(Records provided Opens)

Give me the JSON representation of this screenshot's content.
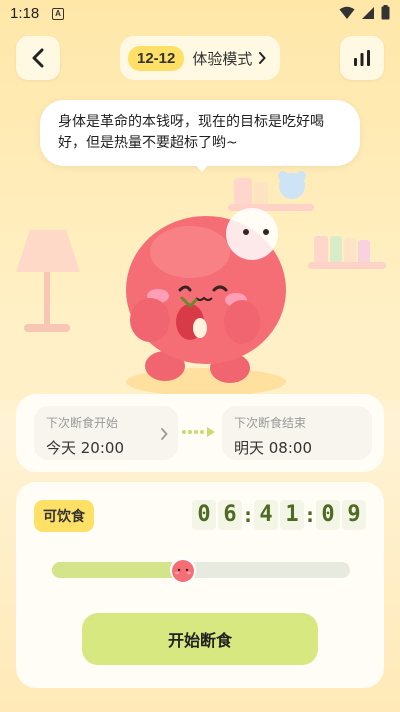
{
  "status_bar": {
    "time": "1:18",
    "notif": "A"
  },
  "header": {
    "date_badge": "12-12",
    "mode_label": "体验模式"
  },
  "bubble": {
    "text": "身体是革命的本钱呀，现在的目标是吃好喝好，但是热量不要超标了哟~"
  },
  "schedule": {
    "start_label": "下次断食开始",
    "start_value": "今天 20:00",
    "end_label": "下次断食结束",
    "end_value": "明天 08:00"
  },
  "timer": {
    "status": "可饮食",
    "digits": [
      "0",
      "6",
      "4",
      "1",
      "0",
      "9"
    ],
    "progress": 0.44,
    "button_label": "开始断食"
  },
  "colors": {
    "accent_yellow": "#ffe066",
    "accent_green": "#d6e87f",
    "character_pink": "#f06a75"
  },
  "icons": [
    "back-icon",
    "chevron-right-icon",
    "bar-chart-icon",
    "wifi-icon",
    "signal-icon",
    "battery-icon"
  ]
}
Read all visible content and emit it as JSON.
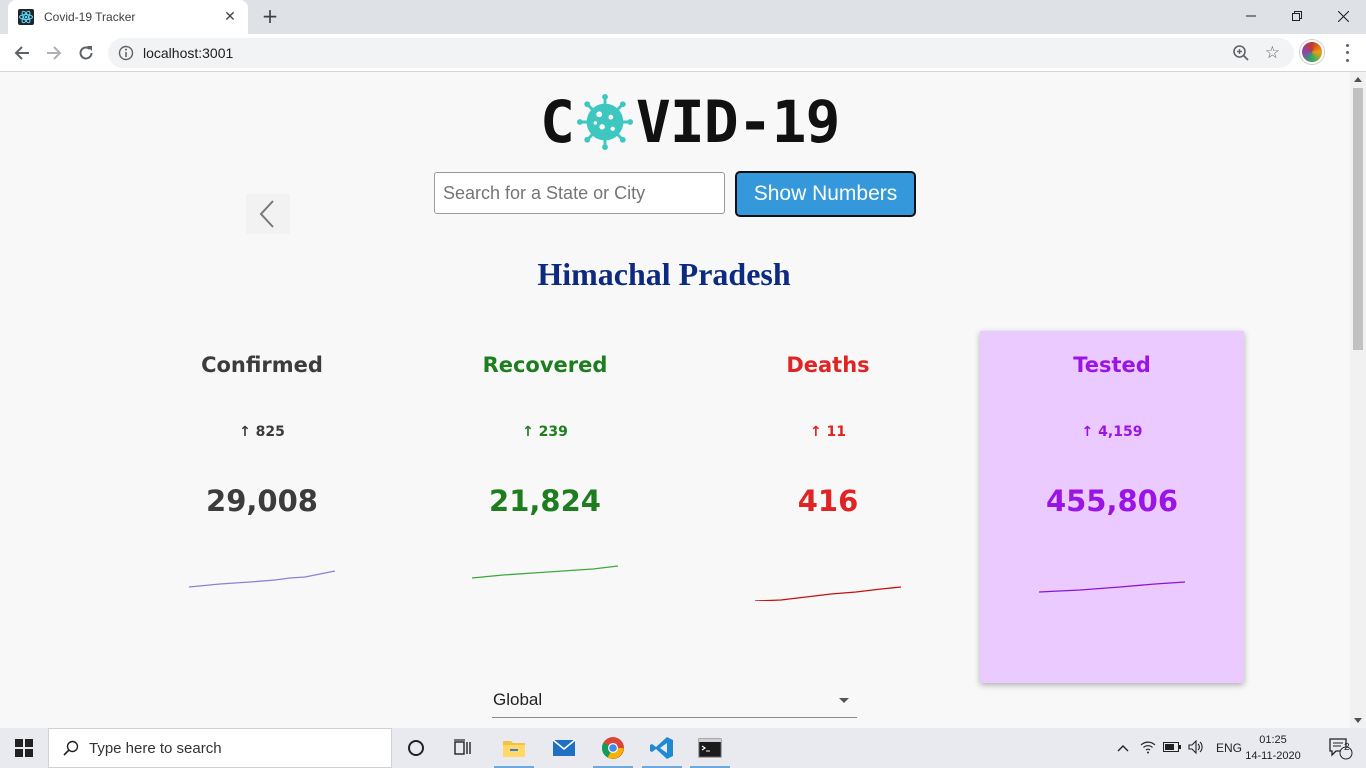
{
  "browser": {
    "tab_title": "Covid-19 Tracker",
    "url": "localhost:3001"
  },
  "page": {
    "logo_text_start": "C",
    "logo_text_end": "VID-19",
    "search_placeholder": "Search for a State or City",
    "show_button_label": "Show Numbers",
    "region_title": "Himachal Pradesh",
    "dropdown_value": "Global"
  },
  "stats": [
    {
      "label": "Confirmed",
      "delta": "↑ 825",
      "total": "29,008",
      "color": "#3c3c3c",
      "spark_color": "#8f7fd6"
    },
    {
      "label": "Recovered",
      "delta": "↑ 239",
      "total": "21,824",
      "color": "#1e7d1e",
      "spark_color": "#3caa3c"
    },
    {
      "label": "Deaths",
      "delta": "↑ 11",
      "total": "416",
      "color": "#e02424",
      "spark_color": "#c80f0f"
    },
    {
      "label": "Tested",
      "delta": "↑ 4,159",
      "total": "455,806",
      "color": "#9b14e6",
      "spark_color": "#8a14d6"
    }
  ],
  "taskbar": {
    "search_placeholder": "Type here to search",
    "language": "ENG",
    "time": "01:25",
    "date": "14-11-2020",
    "notification_count": "2"
  }
}
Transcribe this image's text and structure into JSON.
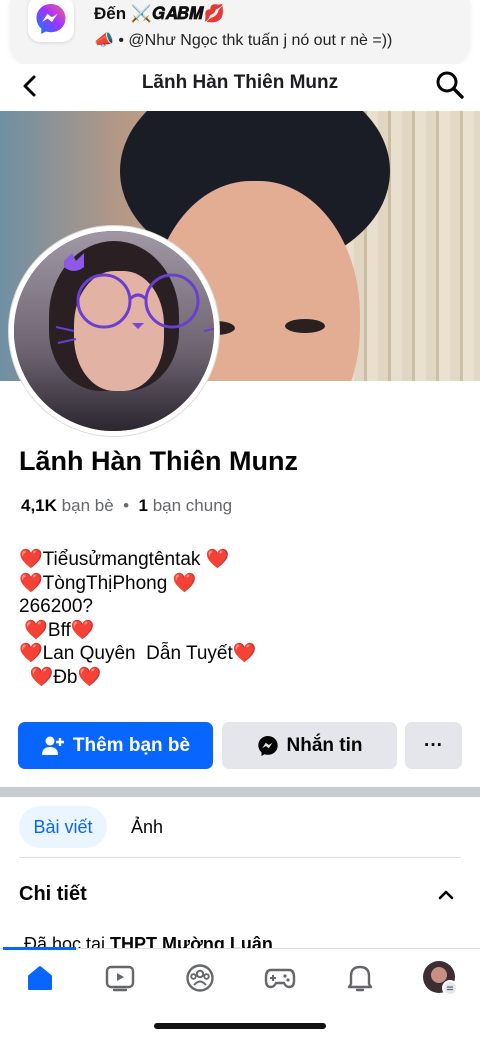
{
  "notification": {
    "title": "Đến ⚔️𝑮𝑨𝑩𝑴💋",
    "body": "📣 • @Như Ngọc thk tuấn j nó out r nè =))",
    "app_icon": "messenger-icon"
  },
  "header": {
    "title": "Lãnh Hàn Thiên Munz",
    "back_icon": "chevron-left-icon",
    "search_icon": "search-icon"
  },
  "profile": {
    "name": "Lãnh Hàn Thiên Munz",
    "friends_count": "4,1K",
    "friends_label": "bạn bè",
    "separator": "•",
    "mutual_count": "1",
    "mutual_label": "bạn chung",
    "bio": "❤️Tiểusửmangtêntak ❤️\n❤️TòngThịPhong ❤️\n266200?\n ❤️Bff❤️\n❤️Lan Quyên  Dẫn Tuyết❤️\n  ❤️Đb❤️"
  },
  "actions": {
    "add_friend": "Thêm bạn bè",
    "message": "Nhắn tin",
    "more": "···"
  },
  "tabs": {
    "posts": "Bài viết",
    "photos": "Ảnh"
  },
  "details": {
    "title": "Chi tiết",
    "studied_prefix": "Đã học tại ",
    "studied_school": "THPT Mường Luân"
  },
  "bottom_nav": [
    "home-icon",
    "video-icon",
    "groups-icon",
    "gaming-icon",
    "notifications-icon",
    "profile-avatar"
  ],
  "colors": {
    "accent": "#0866ff",
    "secondary_button": "#e4e6eb",
    "tab_active_bg": "#ebf5ff"
  }
}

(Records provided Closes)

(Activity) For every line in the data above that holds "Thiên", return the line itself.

(Exercise output)
    "title": "Lãnh Hàn Thiên Munz",
    "name": "Lãnh Hàn Thiên Munz",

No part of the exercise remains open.